#### SUPPLIED DATA
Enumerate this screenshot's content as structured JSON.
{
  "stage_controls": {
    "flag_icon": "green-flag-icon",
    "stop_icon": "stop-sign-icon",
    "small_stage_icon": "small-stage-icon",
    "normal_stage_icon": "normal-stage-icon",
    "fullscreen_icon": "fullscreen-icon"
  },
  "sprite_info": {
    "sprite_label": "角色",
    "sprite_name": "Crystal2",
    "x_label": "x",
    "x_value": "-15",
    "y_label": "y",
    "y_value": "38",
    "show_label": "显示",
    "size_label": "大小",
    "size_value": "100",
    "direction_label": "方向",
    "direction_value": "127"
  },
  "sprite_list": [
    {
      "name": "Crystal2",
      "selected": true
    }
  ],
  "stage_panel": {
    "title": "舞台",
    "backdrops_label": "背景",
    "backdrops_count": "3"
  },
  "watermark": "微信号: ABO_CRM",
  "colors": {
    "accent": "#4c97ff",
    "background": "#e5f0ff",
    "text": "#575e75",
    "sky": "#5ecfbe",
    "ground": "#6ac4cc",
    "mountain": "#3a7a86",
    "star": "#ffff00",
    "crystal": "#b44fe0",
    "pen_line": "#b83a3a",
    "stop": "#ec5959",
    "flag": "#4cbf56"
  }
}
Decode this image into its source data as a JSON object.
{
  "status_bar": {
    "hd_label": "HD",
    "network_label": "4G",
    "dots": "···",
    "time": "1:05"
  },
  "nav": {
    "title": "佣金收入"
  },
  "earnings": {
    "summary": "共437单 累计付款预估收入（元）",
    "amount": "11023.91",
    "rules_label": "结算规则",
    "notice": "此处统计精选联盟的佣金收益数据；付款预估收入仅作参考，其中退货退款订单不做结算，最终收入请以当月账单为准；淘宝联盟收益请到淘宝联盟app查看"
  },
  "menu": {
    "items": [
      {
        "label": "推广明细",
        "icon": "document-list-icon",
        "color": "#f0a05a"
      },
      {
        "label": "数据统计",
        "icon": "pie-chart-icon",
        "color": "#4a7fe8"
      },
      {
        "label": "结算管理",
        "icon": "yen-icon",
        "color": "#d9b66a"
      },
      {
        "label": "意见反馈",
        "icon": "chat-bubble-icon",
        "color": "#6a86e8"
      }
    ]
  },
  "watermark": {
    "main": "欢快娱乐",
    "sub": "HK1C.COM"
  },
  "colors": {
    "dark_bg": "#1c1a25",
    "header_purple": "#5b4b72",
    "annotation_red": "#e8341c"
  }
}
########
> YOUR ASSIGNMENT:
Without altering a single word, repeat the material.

> REPLY:
Enumerate this screenshot's content as structured JSON.
{
  "stage_controls": {
    "flag_icon": "green-flag-icon",
    "stop_icon": "stop-sign-icon",
    "small_stage_icon": "small-stage-icon",
    "normal_stage_icon": "normal-stage-icon",
    "fullscreen_icon": "fullscreen-icon"
  },
  "sprite_info": {
    "sprite_label": "角色",
    "sprite_name": "Crystal2",
    "x_label": "x",
    "x_value": "-15",
    "y_label": "y",
    "y_value": "38",
    "show_label": "显示",
    "size_label": "大小",
    "size_value": "100",
    "direction_label": "方向",
    "direction_value": "127"
  },
  "sprite_list": [
    {
      "name": "Crystal2",
      "selected": true
    }
  ],
  "stage_panel": {
    "title": "舞台",
    "backdrops_label": "背景",
    "backdrops_count": "3"
  },
  "watermark": "微信号: ABO_CRM",
  "colors": {
    "accent": "#4c97ff",
    "background": "#e5f0ff",
    "text": "#575e75",
    "sky": "#5ecfbe",
    "ground": "#6ac4cc",
    "mountain": "#3a7a86",
    "star": "#ffff00",
    "crystal": "#b44fe0",
    "pen_line": "#b83a3a",
    "stop": "#ec5959",
    "flag": "#4cbf56"
  }
}
Decode this image into its source data as a JSON object.
{
  "status_bar": {
    "hd_label": "HD",
    "network_label": "4G",
    "dots": "···",
    "time": "1:05"
  },
  "nav": {
    "title": "佣金收入"
  },
  "earnings": {
    "summary": "共437单 累计付款预估收入（元）",
    "amount": "11023.91",
    "rules_label": "结算规则",
    "notice": "此处统计精选联盟的佣金收益数据；付款预估收入仅作参考，其中退货退款订单不做结算，最终收入请以当月账单为准；淘宝联盟收益请到淘宝联盟app查看"
  },
  "menu": {
    "items": [
      {
        "label": "推广明细",
        "icon": "document-list-icon",
        "color": "#f0a05a"
      },
      {
        "label": "数据统计",
        "icon": "pie-chart-icon",
        "color": "#4a7fe8"
      },
      {
        "label": "结算管理",
        "icon": "yen-icon",
        "color": "#d9b66a"
      },
      {
        "label": "意见反馈",
        "icon": "chat-bubble-icon",
        "color": "#6a86e8"
      }
    ]
  },
  "watermark": {
    "main": "欢快娱乐",
    "sub": "HK1C.COM"
  },
  "colors": {
    "dark_bg": "#1c1a25",
    "header_purple": "#5b4b72",
    "annotation_red": "#e8341c"
  }
}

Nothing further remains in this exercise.